EU faces illiberal regimes on gender equality
On 25 November 2020, the European Commission published its third Gender Action Plan “An ambitious vision on gender equality and women’s empowerment for EU external action”, more commonly known as GAP III. Unsurprisingly, the document is facing pushbacks from Poland and Hungary within the Council.
At the centre of the discussions is the use of the “gender” and “gender equality” terms. Critiques against this plan illustrate the rise of a new political paradigm that fundamentally rejects what is deemed “liberal” or “post-Christian ideas”. These critical voices embody a profound rejection of women’s and particularly LGBTIQ+ rights.
EuroMed Rights has produced an analysis of the action plan and sent its recommendations to different EU stakeholders. As a network, EuroMed Rights’ main concern reflects that of many NGOs: we must counter the global backlash against women’s and LGBTIQ+ rights.
The space available for feminist and LGBTIQ+ organisations is shrinking both within and outside the EU. In its analysis, EuroMed Rights blows the whistle on new forms of “civil society” that are used by different regimes to prevent independent feminist and LGBTIQ+ organisations from working. For example, the report points out the growing number of anti-gender organisations that target all policies related to “gender ideology” while hijacking feminist and human rights concepts and using EU fora dedicated to civil society. The analysis also draws attention to government organised non-governmental organisations (GONGOs), which can serve as a human rights facade for illiberal and/or autocratic regimes.

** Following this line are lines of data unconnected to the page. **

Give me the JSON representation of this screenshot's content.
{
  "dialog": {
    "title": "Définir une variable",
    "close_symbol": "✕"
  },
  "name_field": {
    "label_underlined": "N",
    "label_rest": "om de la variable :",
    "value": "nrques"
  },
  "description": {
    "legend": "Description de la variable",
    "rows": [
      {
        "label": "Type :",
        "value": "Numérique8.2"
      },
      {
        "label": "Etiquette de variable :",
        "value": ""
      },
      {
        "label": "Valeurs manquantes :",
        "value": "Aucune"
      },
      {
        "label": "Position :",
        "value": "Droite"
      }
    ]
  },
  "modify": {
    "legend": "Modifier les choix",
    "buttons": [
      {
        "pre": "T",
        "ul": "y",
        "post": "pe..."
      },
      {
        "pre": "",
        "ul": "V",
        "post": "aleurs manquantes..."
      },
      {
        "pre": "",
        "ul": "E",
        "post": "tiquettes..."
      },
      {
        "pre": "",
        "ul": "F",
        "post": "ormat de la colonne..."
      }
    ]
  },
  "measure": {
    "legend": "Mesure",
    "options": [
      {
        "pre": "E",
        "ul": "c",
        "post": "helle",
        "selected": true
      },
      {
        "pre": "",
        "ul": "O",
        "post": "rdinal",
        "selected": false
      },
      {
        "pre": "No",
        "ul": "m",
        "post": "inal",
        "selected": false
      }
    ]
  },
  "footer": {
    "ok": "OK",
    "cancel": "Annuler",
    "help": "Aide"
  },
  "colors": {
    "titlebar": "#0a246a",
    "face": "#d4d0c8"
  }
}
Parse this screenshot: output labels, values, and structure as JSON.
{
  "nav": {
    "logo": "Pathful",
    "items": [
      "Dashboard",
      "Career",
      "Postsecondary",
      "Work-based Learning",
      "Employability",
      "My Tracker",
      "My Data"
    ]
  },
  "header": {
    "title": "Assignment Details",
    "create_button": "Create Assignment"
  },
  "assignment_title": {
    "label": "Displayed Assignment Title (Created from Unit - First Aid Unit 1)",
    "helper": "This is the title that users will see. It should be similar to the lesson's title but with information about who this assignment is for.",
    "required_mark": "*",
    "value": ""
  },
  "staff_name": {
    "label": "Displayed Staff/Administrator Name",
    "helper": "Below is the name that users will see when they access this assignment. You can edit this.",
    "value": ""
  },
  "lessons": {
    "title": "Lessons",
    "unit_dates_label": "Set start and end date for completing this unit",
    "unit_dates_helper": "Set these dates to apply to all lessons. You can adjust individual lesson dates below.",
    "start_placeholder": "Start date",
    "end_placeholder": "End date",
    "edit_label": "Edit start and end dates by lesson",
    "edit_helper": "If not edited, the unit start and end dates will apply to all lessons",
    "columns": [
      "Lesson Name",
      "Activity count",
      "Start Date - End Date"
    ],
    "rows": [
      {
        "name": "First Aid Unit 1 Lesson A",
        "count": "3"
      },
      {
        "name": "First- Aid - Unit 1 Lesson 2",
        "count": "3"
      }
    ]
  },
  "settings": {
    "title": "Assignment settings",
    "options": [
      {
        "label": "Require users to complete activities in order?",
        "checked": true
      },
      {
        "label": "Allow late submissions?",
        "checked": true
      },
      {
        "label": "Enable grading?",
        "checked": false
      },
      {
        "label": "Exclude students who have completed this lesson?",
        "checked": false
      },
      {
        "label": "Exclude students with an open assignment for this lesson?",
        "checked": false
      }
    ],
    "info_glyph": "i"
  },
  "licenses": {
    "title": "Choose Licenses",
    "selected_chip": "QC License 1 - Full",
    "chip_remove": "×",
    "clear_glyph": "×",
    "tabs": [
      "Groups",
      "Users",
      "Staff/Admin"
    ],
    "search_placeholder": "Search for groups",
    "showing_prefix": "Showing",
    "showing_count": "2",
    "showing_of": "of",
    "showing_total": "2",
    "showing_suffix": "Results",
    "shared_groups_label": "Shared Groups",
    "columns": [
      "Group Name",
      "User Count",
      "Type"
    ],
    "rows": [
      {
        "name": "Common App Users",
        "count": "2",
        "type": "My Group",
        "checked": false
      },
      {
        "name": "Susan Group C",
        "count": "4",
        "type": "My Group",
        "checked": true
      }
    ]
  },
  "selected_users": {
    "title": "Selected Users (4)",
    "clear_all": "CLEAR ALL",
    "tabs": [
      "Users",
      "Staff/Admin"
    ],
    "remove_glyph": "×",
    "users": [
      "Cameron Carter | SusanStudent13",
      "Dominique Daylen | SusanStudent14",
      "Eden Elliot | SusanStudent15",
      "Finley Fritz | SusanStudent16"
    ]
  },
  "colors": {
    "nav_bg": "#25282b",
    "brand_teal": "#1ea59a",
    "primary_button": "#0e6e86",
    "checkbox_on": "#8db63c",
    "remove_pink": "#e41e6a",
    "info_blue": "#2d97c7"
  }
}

The EU needs to establish strong criteria to avoid the participation of anti-gender organisations or GONGOs over feminist organisations. What we see at the level of the European Council is an illustration of a strong new political force that is resolutely against the idea of gender equality. The EU should realise that these regimes will not disappear tomorrow. It must take on a preventive approach, strategising to counteract – in a meaningful and sustainable way – illiberal ideologies and their relation to gender issues. Only then will feminist and LGBTIQ+ organisations be enabled to work safely.